Allora & Calzadilla: Echo to Artifact is the first major exhibition in Canada by the artists Jennifer Allora and Guillermo Calzadilla. Held at the Art Gallery of Alberta in Edmonton, Canada, the exhibition features film, sculpture, sound pieces and performances, as well as new work based on the artists’ research into western Canada’s prehistoric past. The works in the exhibition consider the nature of sound, music and the voice as a way to animate both natural forms and man-made artifacts and include the remains of dinosaurs, a piece of Hadean rock and the oldest musical instrument ever discovered.

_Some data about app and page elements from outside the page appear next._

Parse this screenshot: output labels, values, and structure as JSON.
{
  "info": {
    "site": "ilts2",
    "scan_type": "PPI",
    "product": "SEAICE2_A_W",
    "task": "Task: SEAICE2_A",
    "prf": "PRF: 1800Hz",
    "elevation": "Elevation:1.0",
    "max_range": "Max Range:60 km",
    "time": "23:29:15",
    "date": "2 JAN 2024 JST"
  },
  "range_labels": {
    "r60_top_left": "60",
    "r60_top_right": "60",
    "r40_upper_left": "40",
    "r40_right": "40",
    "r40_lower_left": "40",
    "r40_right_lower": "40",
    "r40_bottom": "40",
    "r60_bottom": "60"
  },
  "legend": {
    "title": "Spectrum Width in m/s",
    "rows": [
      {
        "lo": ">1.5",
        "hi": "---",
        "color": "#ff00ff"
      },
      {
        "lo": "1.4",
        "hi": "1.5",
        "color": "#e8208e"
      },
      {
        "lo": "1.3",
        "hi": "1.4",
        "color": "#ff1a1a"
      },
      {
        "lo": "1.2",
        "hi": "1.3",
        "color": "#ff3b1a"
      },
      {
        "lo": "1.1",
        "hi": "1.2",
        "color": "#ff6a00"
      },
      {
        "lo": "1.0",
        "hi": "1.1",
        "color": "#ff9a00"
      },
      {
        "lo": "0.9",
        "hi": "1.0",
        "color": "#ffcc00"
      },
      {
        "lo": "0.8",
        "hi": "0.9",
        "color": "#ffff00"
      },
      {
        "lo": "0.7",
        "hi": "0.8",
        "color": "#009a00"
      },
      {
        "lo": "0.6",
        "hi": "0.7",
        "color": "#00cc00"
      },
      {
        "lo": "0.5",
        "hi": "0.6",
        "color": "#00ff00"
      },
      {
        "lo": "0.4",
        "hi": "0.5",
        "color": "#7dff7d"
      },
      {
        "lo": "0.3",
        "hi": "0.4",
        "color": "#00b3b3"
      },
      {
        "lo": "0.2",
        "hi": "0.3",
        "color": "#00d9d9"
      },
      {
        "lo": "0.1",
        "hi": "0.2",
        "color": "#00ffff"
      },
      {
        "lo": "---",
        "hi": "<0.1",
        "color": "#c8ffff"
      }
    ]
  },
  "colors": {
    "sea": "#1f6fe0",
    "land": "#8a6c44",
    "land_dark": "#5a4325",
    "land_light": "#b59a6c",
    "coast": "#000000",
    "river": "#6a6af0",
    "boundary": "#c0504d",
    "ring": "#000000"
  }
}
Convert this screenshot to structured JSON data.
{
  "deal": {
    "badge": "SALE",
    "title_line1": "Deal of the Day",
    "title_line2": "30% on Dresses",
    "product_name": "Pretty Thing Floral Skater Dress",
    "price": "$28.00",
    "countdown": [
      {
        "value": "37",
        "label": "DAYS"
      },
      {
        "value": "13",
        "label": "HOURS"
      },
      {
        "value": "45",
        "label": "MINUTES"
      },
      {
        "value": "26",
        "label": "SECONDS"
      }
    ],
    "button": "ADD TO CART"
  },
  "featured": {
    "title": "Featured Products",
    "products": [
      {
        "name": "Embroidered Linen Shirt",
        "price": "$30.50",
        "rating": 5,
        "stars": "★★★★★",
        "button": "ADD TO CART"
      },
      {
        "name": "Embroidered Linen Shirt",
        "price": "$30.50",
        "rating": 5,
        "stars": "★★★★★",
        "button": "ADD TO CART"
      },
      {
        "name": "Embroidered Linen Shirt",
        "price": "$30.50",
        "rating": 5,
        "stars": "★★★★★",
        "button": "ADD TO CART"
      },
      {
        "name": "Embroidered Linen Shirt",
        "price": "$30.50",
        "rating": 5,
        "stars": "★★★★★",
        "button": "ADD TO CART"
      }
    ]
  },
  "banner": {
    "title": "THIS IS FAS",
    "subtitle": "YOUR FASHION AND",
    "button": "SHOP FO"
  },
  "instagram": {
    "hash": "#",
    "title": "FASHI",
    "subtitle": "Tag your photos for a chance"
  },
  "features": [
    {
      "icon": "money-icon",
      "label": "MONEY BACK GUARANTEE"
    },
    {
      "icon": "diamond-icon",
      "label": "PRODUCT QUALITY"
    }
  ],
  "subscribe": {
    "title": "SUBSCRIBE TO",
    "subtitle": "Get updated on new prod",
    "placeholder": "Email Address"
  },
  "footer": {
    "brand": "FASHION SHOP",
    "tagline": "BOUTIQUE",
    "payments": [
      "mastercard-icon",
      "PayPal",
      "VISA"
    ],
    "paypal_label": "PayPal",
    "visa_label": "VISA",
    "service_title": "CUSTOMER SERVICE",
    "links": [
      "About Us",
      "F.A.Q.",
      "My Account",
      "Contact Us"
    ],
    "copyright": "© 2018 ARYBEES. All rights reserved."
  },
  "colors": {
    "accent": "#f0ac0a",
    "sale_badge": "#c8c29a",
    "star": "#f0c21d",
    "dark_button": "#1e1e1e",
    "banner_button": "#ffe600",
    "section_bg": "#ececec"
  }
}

The exhibition draws on a research trip the artists took to Alberta in the summer of 2014, when they visited Burgess Shale and the Royal Tyrrell Museum of Palaeontology. A main feature of the artists' exhibition at AGA is the sculptural installation, Intervals, which is made of transparent acrylic lecterns and dinosaur bones. These works accompany Lifespan, a live vocal performance centred on a piece of the Earth’s mantle from the Acasta River Gneiss (NWT), estimated to be over four billion years old.
Echo to Artifact also includes three films: Apotomē (2013), 3 (2013) and Raptor’s Rapture (2012), all of which stem from the artists’ research into specific historical artifacts and their musical affinities. The Great Silence (2014), a three-channel video installation, focuses on the world’s largest radio telescope, which transmits and captures radio waves to and from the farthest edges of the universe. Located in Esperanza, Puerto Rico, it is also home to the last members of an endangered species of parrots.
The artists state: “The exhibition bears witness to incomplete presences and resonant remainders from the past. It finds in music a measure and a reckoning with these elusive forces and the abyss that lies between.”
The exhibition runs from 2 June until 28 August 2016. More information on the exhibition and a schedule of live performances is available here.